But of course, sometimes it's not outside pressures that cause us to take on that identity of survivor. Sometimes we just like the perks. Sometimes there's a payoff. But then we get stuck. Now, one of the first things I learned as a chaplain intern was the three C's of the chaplain's job: Comfort, clarify and, when necessary, confront or challenge. Now, we all pretty much love the comforting and the clarifying. The confronting, not so much.

One of the other things that I loved about being a chaplain was seeing patients a year, or even several years after their treatment, because it was just really cool to see how they had changed and how their lives had evolved and what had happened to them. So I was thrilled one day to get a page down into the lobby of the clinic from a patient who I had seen the year before, and she was there with her two adult daughters, who I also knew, for her one year follow-up exam. So I got down to the lobby, and they were ecstatic because she had just gotten all of her test results back and she was NED: No Evidence of Disease. Which I used to think meant Not Entirely Dead. So they were ecstatic, we sat down to visit, and it was so weird, because within two minutes, she started retelling me the story of her diagnosis and her surgery and her chemo, even though, as her chaplain, I saw her every week, and so I knew this story. And she was using words like suffering, agony, struggle. And she ended her story with, "I felt crucified." And at that point, her two daughters got up and said, "We're going to go get coffee." And they left. Tell me three things about yourself before the next stop. People were leaving the bus before she even got to number two or number three. So I handed her a tissue, and I gave her a hug, and then, because I really cared for this woman, I said, "Get down off your cross." And she said, "What?" And I repeated, "Get down off your cross." And to her credit, she could talk about her reasons for embracing and then clinging to this identity. It got her a lot of attention. People were taking care of her for a change.
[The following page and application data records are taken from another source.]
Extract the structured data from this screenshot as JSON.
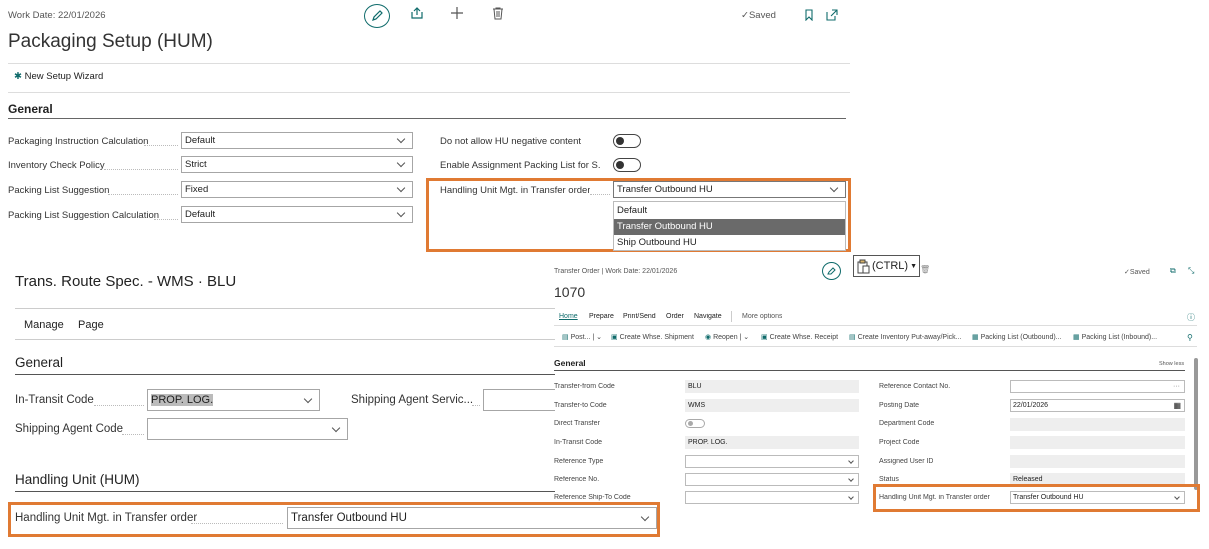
{
  "top": {
    "work_date": "Work Date: 22/01/2026",
    "title": "Packaging Setup (HUM)",
    "saved": "Saved",
    "wizard": "New Setup Wizard",
    "section": "General",
    "fields_left": [
      {
        "label": "Packaging Instruction Calculation",
        "value": "Default"
      },
      {
        "label": "Inventory Check Policy",
        "value": "Strict"
      },
      {
        "label": "Packing List Suggestion",
        "value": "Fixed"
      },
      {
        "label": "Packing List Suggestion Calculation",
        "value": "Default"
      }
    ],
    "fields_right": [
      {
        "label": "Do not allow HU negative content"
      },
      {
        "label": "Enable Assignment Packing List for S..."
      }
    ],
    "hu_field": {
      "label": "Handling Unit Mgt. in Transfer order",
      "value": "Transfer Outbound HU"
    },
    "options": [
      "Default",
      "Transfer Outbound HU",
      "Ship Outbound HU"
    ]
  },
  "left": {
    "title": "Trans. Route Spec. - WMS · BLU",
    "tabs": [
      "Manage",
      "Page"
    ],
    "general": "General",
    "in_transit": {
      "label": "In-Transit Code",
      "value": "PROP. LOG."
    },
    "agent": {
      "label": "Shipping Agent Code",
      "value": ""
    },
    "agent_service": {
      "label": "Shipping Agent Servic...",
      "value": ""
    },
    "hum_section": "Handling Unit (HUM)",
    "hu_field": {
      "label": "Handling Unit Mgt. in Transfer order",
      "value": "Transfer Outbound HU"
    }
  },
  "paste": {
    "label": "(CTRL)"
  },
  "right": {
    "header": "Transfer Order | Work Date: 22/01/2026",
    "number": "1070",
    "saved": "Saved",
    "menu": [
      "Home",
      "Prepare",
      "Print/Send",
      "Order",
      "Navigate",
      "More options"
    ],
    "actions": [
      "Post...",
      "Create Whse. Shipment",
      "Reopen",
      "Create Whse. Receipt",
      "Create Inventory Put-away/Pick...",
      "Packing List (Outbound)...",
      "Packing List (Inbound)..."
    ],
    "section": "General",
    "show_less": "Show less",
    "left_fields": [
      {
        "label": "Transfer-from Code",
        "value": "BLU"
      },
      {
        "label": "Transfer-to Code",
        "value": "WMS"
      },
      {
        "label": "Direct Transfer",
        "value": ""
      },
      {
        "label": "In-Transit Code",
        "value": "PROP. LOG."
      },
      {
        "label": "Reference Type",
        "value": ""
      },
      {
        "label": "Reference No.",
        "value": ""
      },
      {
        "label": "Reference Ship-To Code",
        "value": ""
      }
    ],
    "right_fields": [
      {
        "label": "Reference Contact No.",
        "value": ""
      },
      {
        "label": "Posting Date",
        "value": "22/01/2026"
      },
      {
        "label": "Department Code",
        "value": ""
      },
      {
        "label": "Project Code",
        "value": ""
      },
      {
        "label": "Assigned User ID",
        "value": ""
      },
      {
        "label": "Status",
        "value": "Released"
      },
      {
        "label": "Handling Unit Mgt. in Transfer order",
        "value": "Transfer Outbound HU"
      }
    ]
  },
  "colors": {
    "accent": "#0f6b6b",
    "highlight": "#e07a33"
  }
}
But now, it was having the opposite effect. It was pushing people away. People kept leaving to get coffee. She felt crucified by her experience, but she didn't want to let that crucified self die. Now, perhaps you are thinking I was a little harsh with her, so I must tell you that I was speaking out of my own experience. Many, many years before, I had been fired from a job that I loved, and I would not stop talking about my innocence and the injustice and the betrayal and the deceipt, until finally, just like this woman, people were walking away from me, until I finally realized I wasn't just processing my feelings, I was feeding them. I didn't want to let that crucified self die. But we all know that with any resurrection story, you have to die first. The Christian story, Jesus was dead a whole day in the tomb before he was resurrected. And I believe that for us, being in the tomb means doing our own deep inner work around our wounds and allowing ourselves to be healed. We have to let that crucified self die so that a new self, a truer self, is born. We have to let that old story go so that a new story, a truer story, can be told. Claim your experience. Don't let it claim you.

What if there were no survivors, meaning, what if people decided to just claim their trauma as an experience instead of taking it on as an identity? Maybe it would be the end of being trapped in our wounds and the beginning of amazing self-exploration and discovery and growth. Maybe it would be the start of defining ourselves by who we have become and who we are becoming.

So perhaps survivor was not one of the three things that you would tell me. No matter. I just want you all to know that I am really glad that we are on this bus together, and this is my stop.